The objection is not the epistemological one concerning how the realist could come to know moral facts or principles, given that they are not constructed. It is a metaphysical objection concerning where these facts and principles come from, or what makes them correct, given that they are not constructed.

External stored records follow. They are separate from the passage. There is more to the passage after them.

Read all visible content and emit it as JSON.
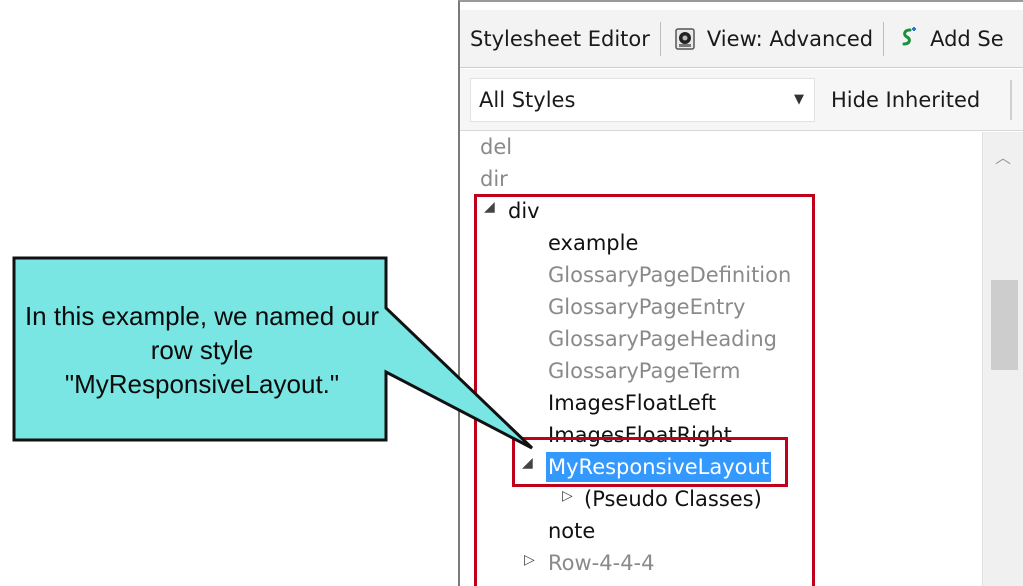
{
  "toolbar": {
    "title": "Stylesheet Editor",
    "view_label": "View: Advanced",
    "add_label": "Add Se"
  },
  "filter": {
    "selected": "All Styles",
    "hide_inherited": "Hide Inherited"
  },
  "tree": {
    "del": "del",
    "dir": "dir",
    "div": "div",
    "children": {
      "example": "example",
      "glossary_def": "GlossaryPageDefinition",
      "glossary_entry": "GlossaryPageEntry",
      "glossary_heading": "GlossaryPageHeading",
      "glossary_term": "GlossaryPageTerm",
      "images_left": "ImagesFloatLeft",
      "images_right": "ImagesFloatRight",
      "my_responsive": "MyResponsiveLayout",
      "pseudo": "(Pseudo Classes)",
      "note": "note",
      "row444": "Row-4-4-4"
    }
  },
  "callout": {
    "text": "In this example, we named our row style \"MyResponsiveLayout.\""
  },
  "colors": {
    "callout_fill": "#79e6e3",
    "highlight_red": "#c0001a",
    "selection_blue": "#3399ff"
  },
  "icons": [
    "toolbar-view-icon",
    "add-selector-icon",
    "dropdown-arrow-icon",
    "expand-icon",
    "collapse-icon",
    "scroll-up-icon"
  ]
}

These issues arise for a related topic in ethics as well: the internalism/externalism debate about normative reasons. Reasons internalism, which corresponds to constructivism, is roughly the view that whenever a person has a reason to do something, this is grounded in her (possibly idealized) desires (Brandt 1979, Williams 1981). Reasons externalism, which corresponds to realism, is the view that at least some of our reasons are grounded in external states of the world, such as objective evaluative facts, rather than in our desires (Quinn 1993, Parfit 2001). One argument against internalism claims that, given internalism, reasons have an objectionably arbitrary foundation, since the desires that ultimately explain our reasons are, on this view, desires that we have no reason to have. Alan Goldman, a reasons internalist, counters that externalism faces a corresponding problem--exactly the problem that Shafer-Landau and Craig allege for moral realism:

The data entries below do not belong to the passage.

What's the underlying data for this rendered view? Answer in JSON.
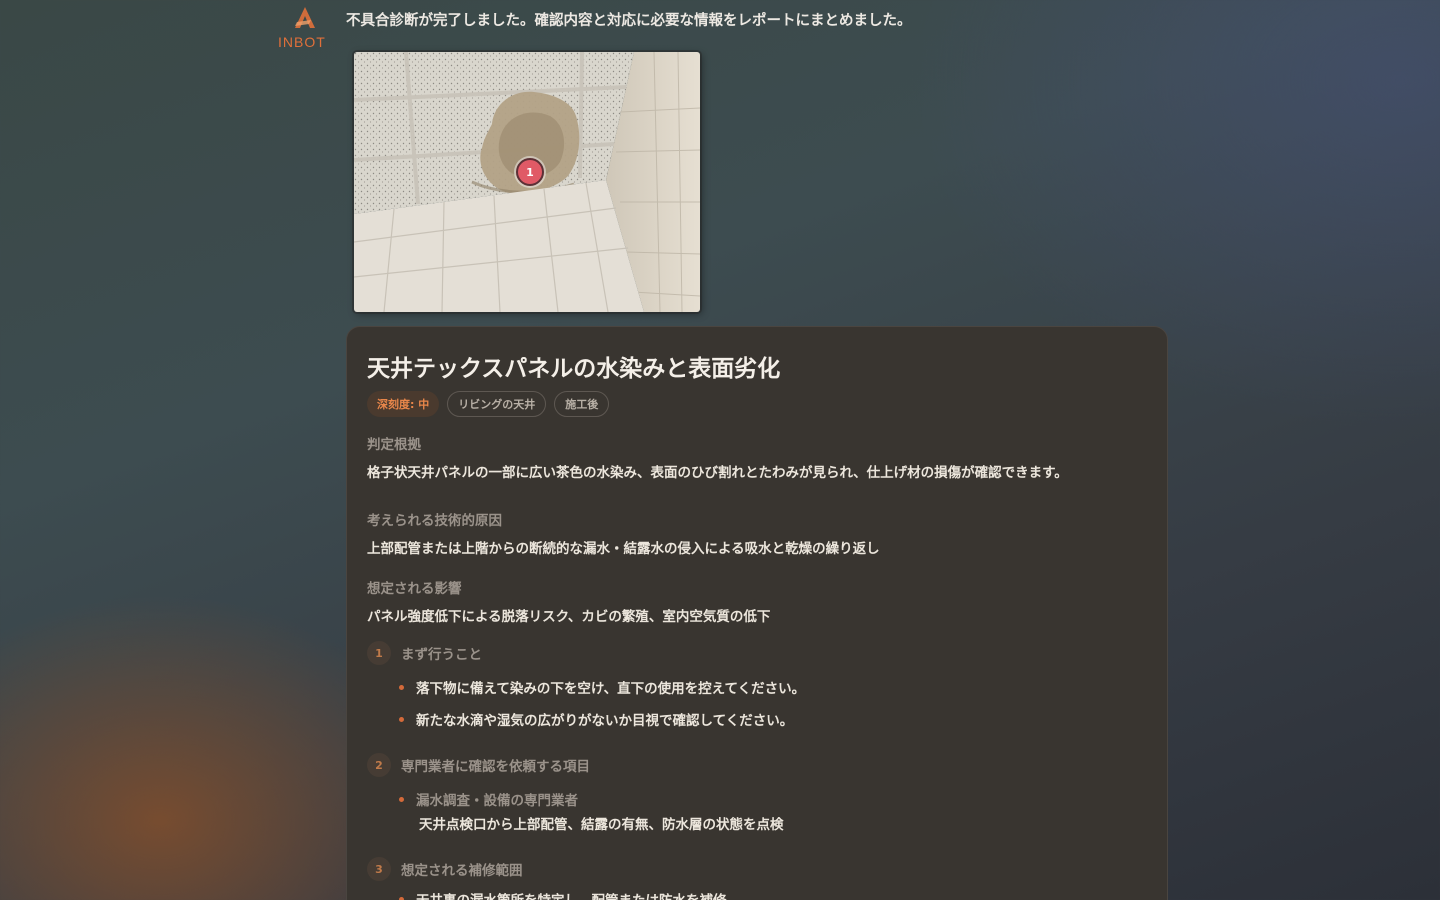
{
  "app": {
    "logo_text": "INBOT",
    "accent_color": "#e0703a"
  },
  "message": {
    "intro": "不具合診断が完了しました。確認内容と対応に必要な情報をレポートにまとめました。"
  },
  "photo": {
    "marker_label": "1"
  },
  "report": {
    "title": "天井テックスパネルの水染みと表面劣化",
    "badges": {
      "severity": "深刻度: 中",
      "location": "リビングの天井",
      "phase": "施工後"
    },
    "basis_label": "判定根拠",
    "basis_text": "格子状天井パネルの一部に広い茶色の水染み、表面のひび割れとたわみが見られ、仕上げ材の損傷が確認できます。",
    "cause_label": "考えられる技術的原因",
    "cause_text": "上部配管または上階からの断続的な漏水・結露水の侵入による吸水と乾燥の繰り返し",
    "impact_label": "想定される影響",
    "impact_text": "パネル強度低下による脱落リスク、カビの繁殖、室内空気質の低下",
    "steps": [
      {
        "num": "1",
        "title": "まず行うこと",
        "bullets": [
          "落下物に備えて染みの下を空け、直下の使用を控えてください。",
          "新たな水滴や湿気の広がりがないか目視で確認してください。"
        ]
      },
      {
        "num": "2",
        "title": "専門業者に確認を依頼する項目",
        "expert_name": "漏水調査・設備の専門業者",
        "expert_detail": "天井点検口から上部配管、結露の有無、防水層の状態を点検"
      },
      {
        "num": "3",
        "title": "想定される補修範囲",
        "bullets": [
          "天井裏の漏水箇所を特定し、配管または防水を補修"
        ]
      }
    ]
  }
}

To be fair, we must compare the fact that the internalist can provide no reasons for having the fundamental concerns that we do ... with the fact that the externalist can provide no explanation of objective values (they are simply brute normative facts) (Goldman 2006: 484).
Shafer-Landau's response to the objection is to admit that constructivists do deliver the goods here while realists do not, but to point to other domains in which we accept that there are laws without lawmakers, such as logic, math and physics (2003: 45). But this "companions in guilt" response may be unpersuasive to those who believe that there are too many disanalogies between ethics on the one hand and logic, math and physics on the other.
My response relies on no such analogies. It is that constructivists do not deliver the goods in the first place. They, too, must accept some moral facts as brute. (5) My first thesis is thus that, concerning the question of whether morality has a source, constructivists have no advantage over realists.
My second thesis is that morality in fact couldn't have a source. This second thesis might seem to fail if reductionism in ethics is true. So I will explain why it seems that even if reductionism is true, not all moral truths will have a ground. Thus, both constructivism and reductionism are on a par with nonreductive realism concerning the question of whether morality has a source. Assuming that there are moral facts at all, then, even if reductionism or constructivism is true, some of them must go unexplained.
1. What is the issue?
When I speak of the question of where morality comes from, I of course do not mean to be talking about the causal, sociological question of the origin of the moral code that prevails in our culture, nor of the fact (if it is a fact) that human cultures everywhere subscribe to some moral scheme or other. Nor are we talking about morality's epistemological ground, or the question of how we can know moral facts. I instead mean to be inquiring into the following noncausal, philosophical question: Assuming some moral claims are true, what makes them true? What grounds them? In virtue of what are they true? This grounding relation is an explanatory relation in that when one fact is grounded in another, or made true by it, the latter explains the former--in at least one way of explaining. To clarify further, I am not asking which concrete things or stuff in the world makes these truths true, but rather which other truths make these truths true. The claim that some moral truth has no propositional grounding (our issue here) is compatible with the idea that it has some concrete grounding (such as in the form of some concrete event, fact, or state of affairs in the world). (6)